The Advantages of Visiting
Guild of One Name Studies Conference 2016
I have divide this post into 4 types of trips undertaken by genealogists. There may be some overlap but I will discuss the subtle differences between them.
The first rule of genealogy is to talk to the older relatives whilst you can, as they often know things that cannot be found in the official documents.
- Visits to Relatives
They also may have photographs that you have never seen or be able to identify people in any photographs you have inherited.
My latest visit uncovered unseen photographs and letters in the collections of an aunt and uncle and discovered by my sister when clearing my parents house. So even when you think you may have exhausted the family collections it pays to revisit.
- Visits to Archives
We will never be short of records in our local archive our main challenge here will be access to them. The popular collections like parish registers are gradually being digitized by the big companies but there are many more records being preserved that may never make it to the internet.
During my latest visit to Hampshire I was fortunate to be able to view some Poor Law records. They did not answer my research question but do contain interesting information.
Catholic records have been difficult to access as, in the main, they have not been deposited with local archives. Find My Past have added some records to their collections but only a limited number. When I perused the shelves in the Hampshire Record Office whilst awaiting some documents I had ordered I came across 3 books of particular interest to me. These books contained transcriptions of Catholic registers for Southampton. These books had only been published in 2015. They have helped me with one of my research conflicts and helped to confirm an uncertain birthplace.
If you can possibly get to the archive, do visit, prepare well before you go, especially if you may not get back for another visit. Consider what to prioritise and make full use of catalogues and the staff knowledge so that you can maximise your research time. Check out what devices they allow for copying records as this can vary.
- Genealogy Conferences
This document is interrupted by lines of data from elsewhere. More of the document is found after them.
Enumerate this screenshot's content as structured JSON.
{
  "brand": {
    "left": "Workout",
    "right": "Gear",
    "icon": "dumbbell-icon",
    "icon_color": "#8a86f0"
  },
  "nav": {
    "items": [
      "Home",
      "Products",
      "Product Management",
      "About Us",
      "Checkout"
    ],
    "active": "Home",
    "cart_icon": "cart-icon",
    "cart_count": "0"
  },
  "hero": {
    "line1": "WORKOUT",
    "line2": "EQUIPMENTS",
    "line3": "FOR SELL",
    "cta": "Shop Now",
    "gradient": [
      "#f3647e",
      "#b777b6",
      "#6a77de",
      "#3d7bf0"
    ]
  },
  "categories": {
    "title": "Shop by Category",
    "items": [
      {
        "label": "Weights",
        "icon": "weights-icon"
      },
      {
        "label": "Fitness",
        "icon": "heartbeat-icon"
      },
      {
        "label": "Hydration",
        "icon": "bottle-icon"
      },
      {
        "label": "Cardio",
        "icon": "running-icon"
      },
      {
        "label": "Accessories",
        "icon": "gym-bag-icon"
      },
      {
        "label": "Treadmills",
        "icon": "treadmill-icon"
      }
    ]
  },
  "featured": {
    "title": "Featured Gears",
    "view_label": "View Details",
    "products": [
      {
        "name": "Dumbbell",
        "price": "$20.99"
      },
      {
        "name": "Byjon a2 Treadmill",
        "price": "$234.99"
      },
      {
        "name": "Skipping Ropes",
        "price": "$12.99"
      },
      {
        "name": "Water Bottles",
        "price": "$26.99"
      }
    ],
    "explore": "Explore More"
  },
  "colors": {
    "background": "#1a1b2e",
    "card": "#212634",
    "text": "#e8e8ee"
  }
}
I will clarify what I would class as a conference as I wish to discuss different ways of imparting information.
In the UK we may have a day conference sometimes called a seminar where the participants attend for a single day of classes. The recent Guild of One Name Studies conference I attended was over a weekend starting on the Friday afternoon and finishing late afternoon on the Sunday. At this weekend conference most attendees were staying over although a few were day attendees as they lived nearby.
Conferences are a way to educate oneself about particular topics which may be of interest but they are also a great way to network with individuals who share your interest. Face to face discussions outside of the formal classes can be as important as the classes themselves.
Tackling a new research challenge can be made easier by discussion with others who may have encountered a similar challenge.
I would say that, personally, I wonder if some of the local family history societies would attract new members, if they could organise an annual conference, for their members, with topics of local and general interest. Those living further afield might be attracted to visit the area for such an event and if interest was poor it could be opened up to the public.
- Genealogy Shows
In the UK Who Do You Think You Are Live is held in April. It is billed as the world’s largest family history show. This show started life as the Society of Genealogists event and was rebranded when the television programme hit our screens. Many long term genealogists will tell you it has changed format over the years. Some of the changes may be due to the venue which moved from London to Birmingham a few years ago.
However the audience for these events has also changed.
The main thing to distinguish a show from a conference is that, at least here in the UK, much of the venue is occupied by vendors and genealogy related societies. There is also a section of related stands to assist with understanding records that we use such as military or photo or artefact dating. There also appears to have been a move to include other charities within the hall (some attendees have queried why they are there).
Like the US Rootstech event there are also educational talks on offer both free (usually sponsored) and paid for (mostly in advance). However the events in the US tend to span several days and attendees will stay over the same as conferences in the UK whereas shows attract, in the main, day visitors.
Vendors offers will attract visitors to shows and/or conferences as will educational talks.
However I get the impression that the family history societies are struggling to attract new members and the work that volunteers have put in to creating indexes over the years is now being superseded by the appearance of records in online datasets. Some are updating websites but many do not have the resources or expertise to do this.
What can our local societies do to continue being relevant to both existing and new members?
Is attendance at a national event worthwhile?
I enjoy catching up with friends at these events but why do others attend and are the costs involved worth it?
Who Do You Think You Are Live 2917 Celebrity